Collection entries:

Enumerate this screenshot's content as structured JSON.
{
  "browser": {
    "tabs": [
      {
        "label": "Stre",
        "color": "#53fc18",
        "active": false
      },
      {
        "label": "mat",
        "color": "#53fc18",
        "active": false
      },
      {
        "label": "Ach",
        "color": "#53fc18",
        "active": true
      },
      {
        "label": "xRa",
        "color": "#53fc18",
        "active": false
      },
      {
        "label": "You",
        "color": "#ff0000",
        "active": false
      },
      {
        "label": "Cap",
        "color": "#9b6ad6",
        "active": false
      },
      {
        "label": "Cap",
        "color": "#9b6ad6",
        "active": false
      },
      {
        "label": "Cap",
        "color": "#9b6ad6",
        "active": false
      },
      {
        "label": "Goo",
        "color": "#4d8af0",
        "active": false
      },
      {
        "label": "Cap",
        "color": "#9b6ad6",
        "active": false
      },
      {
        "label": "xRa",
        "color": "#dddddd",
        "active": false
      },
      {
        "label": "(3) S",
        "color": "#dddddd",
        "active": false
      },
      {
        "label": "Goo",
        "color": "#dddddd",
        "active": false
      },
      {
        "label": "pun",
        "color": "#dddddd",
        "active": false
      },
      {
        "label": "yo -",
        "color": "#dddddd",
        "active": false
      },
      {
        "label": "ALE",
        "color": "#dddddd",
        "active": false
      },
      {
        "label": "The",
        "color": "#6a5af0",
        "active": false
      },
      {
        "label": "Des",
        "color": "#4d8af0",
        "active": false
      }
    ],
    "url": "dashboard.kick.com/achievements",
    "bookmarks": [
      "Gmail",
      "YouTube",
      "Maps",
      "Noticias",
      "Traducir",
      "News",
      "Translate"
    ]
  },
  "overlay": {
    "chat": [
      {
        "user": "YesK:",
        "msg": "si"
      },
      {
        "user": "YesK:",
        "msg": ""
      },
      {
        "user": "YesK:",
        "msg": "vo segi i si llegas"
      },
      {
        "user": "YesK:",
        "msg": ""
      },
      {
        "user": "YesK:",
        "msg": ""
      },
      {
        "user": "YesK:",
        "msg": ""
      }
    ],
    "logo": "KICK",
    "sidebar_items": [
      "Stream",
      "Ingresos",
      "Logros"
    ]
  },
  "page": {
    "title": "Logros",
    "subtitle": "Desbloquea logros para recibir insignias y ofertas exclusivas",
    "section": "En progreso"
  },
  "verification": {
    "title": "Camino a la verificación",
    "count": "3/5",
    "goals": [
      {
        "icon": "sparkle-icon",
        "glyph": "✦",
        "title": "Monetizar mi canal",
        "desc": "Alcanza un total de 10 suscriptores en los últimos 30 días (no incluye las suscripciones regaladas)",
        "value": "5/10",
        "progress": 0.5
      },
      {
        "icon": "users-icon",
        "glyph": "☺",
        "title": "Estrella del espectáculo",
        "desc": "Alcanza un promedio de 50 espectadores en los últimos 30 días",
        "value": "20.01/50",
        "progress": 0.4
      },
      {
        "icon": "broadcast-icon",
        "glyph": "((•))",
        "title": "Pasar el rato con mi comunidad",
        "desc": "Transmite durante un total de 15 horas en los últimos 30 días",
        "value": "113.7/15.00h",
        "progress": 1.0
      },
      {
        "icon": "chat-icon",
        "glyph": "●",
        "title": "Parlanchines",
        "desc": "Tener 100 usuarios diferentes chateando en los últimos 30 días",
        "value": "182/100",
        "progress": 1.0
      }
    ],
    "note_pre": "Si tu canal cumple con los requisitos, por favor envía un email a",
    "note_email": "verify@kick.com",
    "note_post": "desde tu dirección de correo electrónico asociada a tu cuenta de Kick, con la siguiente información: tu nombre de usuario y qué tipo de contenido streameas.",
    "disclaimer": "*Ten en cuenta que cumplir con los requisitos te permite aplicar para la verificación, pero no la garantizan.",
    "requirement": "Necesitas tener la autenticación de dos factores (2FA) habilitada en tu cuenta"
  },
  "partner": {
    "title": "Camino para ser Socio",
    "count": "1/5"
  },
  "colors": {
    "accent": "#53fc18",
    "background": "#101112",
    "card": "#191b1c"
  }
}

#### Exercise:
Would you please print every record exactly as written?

#### Result for this exercise:
Enumerate this screenshot's content as structured JSON.
{
  "browser": {
    "tabs": [
      {
        "label": "Stre",
        "color": "#53fc18",
        "active": false
      },
      {
        "label": "mat",
        "color": "#53fc18",
        "active": false
      },
      {
        "label": "Ach",
        "color": "#53fc18",
        "active": true
      },
      {
        "label": "xRa",
        "color": "#53fc18",
        "active": false
      },
      {
        "label": "You",
        "color": "#ff0000",
        "active": false
      },
      {
        "label": "Cap",
        "color": "#9b6ad6",
        "active": false
      },
      {
        "label": "Cap",
        "color": "#9b6ad6",
        "active": false
      },
      {
        "label": "Cap",
        "color": "#9b6ad6",
        "active": false
      },
      {
        "label": "Goo",
        "color": "#4d8af0",
        "active": false
      },
      {
        "label": "Cap",
        "color": "#9b6ad6",
        "active": false
      },
      {
        "label": "xRa",
        "color": "#dddddd",
        "active": false
      },
      {
        "label": "(3) S",
        "color": "#dddddd",
        "active": false
      },
      {
        "label": "Goo",
        "color": "#dddddd",
        "active": false
      },
      {
        "label": "pun",
        "color": "#dddddd",
        "active": false
      },
      {
        "label": "yo -",
        "color": "#dddddd",
        "active": false
      },
      {
        "label": "ALE",
        "color": "#dddddd",
        "active": false
      },
      {
        "label": "The",
        "color": "#6a5af0",
        "active": false
      },
      {
        "label": "Des",
        "color": "#4d8af0",
        "active": false
      }
    ],
    "url": "dashboard.kick.com/achievements",
    "bookmarks": [
      "Gmail",
      "YouTube",
      "Maps",
      "Noticias",
      "Traducir",
      "News",
      "Translate"
    ]
  },
  "overlay": {
    "chat": [
      {
        "user": "YesK:",
        "msg": "si"
      },
      {
        "user": "YesK:",
        "msg": ""
      },
      {
        "user": "YesK:",
        "msg": "vo segi i si llegas"
      },
      {
        "user": "YesK:",
        "msg": ""
      },
      {
        "user": "YesK:",
        "msg": ""
      },
      {
        "user": "YesK:",
        "msg": ""
      }
    ],
    "logo": "KICK",
    "sidebar_items": [
      "Stream",
      "Ingresos",
      "Logros"
    ]
  },
  "page": {
    "title": "Logros",
    "subtitle": "Desbloquea logros para recibir insignias y ofertas exclusivas",
    "section": "En progreso"
  },
  "verification": {
    "title": "Camino a la verificación",
    "count": "3/5",
    "goals": [
      {
        "icon": "sparkle-icon",
        "glyph": "✦",
        "title": "Monetizar mi canal",
        "desc": "Alcanza un total de 10 suscriptores en los últimos 30 días (no incluye las suscripciones regaladas)",
        "value": "5/10",
        "progress": 0.5
      },
      {
        "icon": "users-icon",
        "glyph": "☺",
        "title": "Estrella del espectáculo",
        "desc": "Alcanza un promedio de 50 espectadores en los últimos 30 días",
        "value": "20.01/50",
        "progress": 0.4
      },
      {
        "icon": "broadcast-icon",
        "glyph": "((•))",
        "title": "Pasar el rato con mi comunidad",
        "desc": "Transmite durante un total de 15 horas en los últimos 30 días",
        "value": "113.7/15.00h",
        "progress": 1.0
      },
      {
        "icon": "chat-icon",
        "glyph": "●",
        "title": "Parlanchines",
        "desc": "Tener 100 usuarios diferentes chateando en los últimos 30 días",
        "value": "182/100",
        "progress": 1.0
      }
    ],
    "note_pre": "Si tu canal cumple con los requisitos, por favor envía un email a",
    "note_email": "verify@kick.com",
    "note_post": "desde tu dirección de correo electrónico asociada a tu cuenta de Kick, con la siguiente información: tu nombre de usuario y qué tipo de contenido streameas.",
    "disclaimer": "*Ten en cuenta que cumplir con los requisitos te permite aplicar para la verificación, pero no la garantizan.",
    "requirement": "Necesitas tener la autenticación de dos factores (2FA) habilitada en tu cuenta"
  },
  "partner": {
    "title": "Camino para ser Socio",
    "count": "1/5"
  },
  "colors": {
    "accent": "#53fc18",
    "background": "#101112",
    "card": "#191b1c"
  }
}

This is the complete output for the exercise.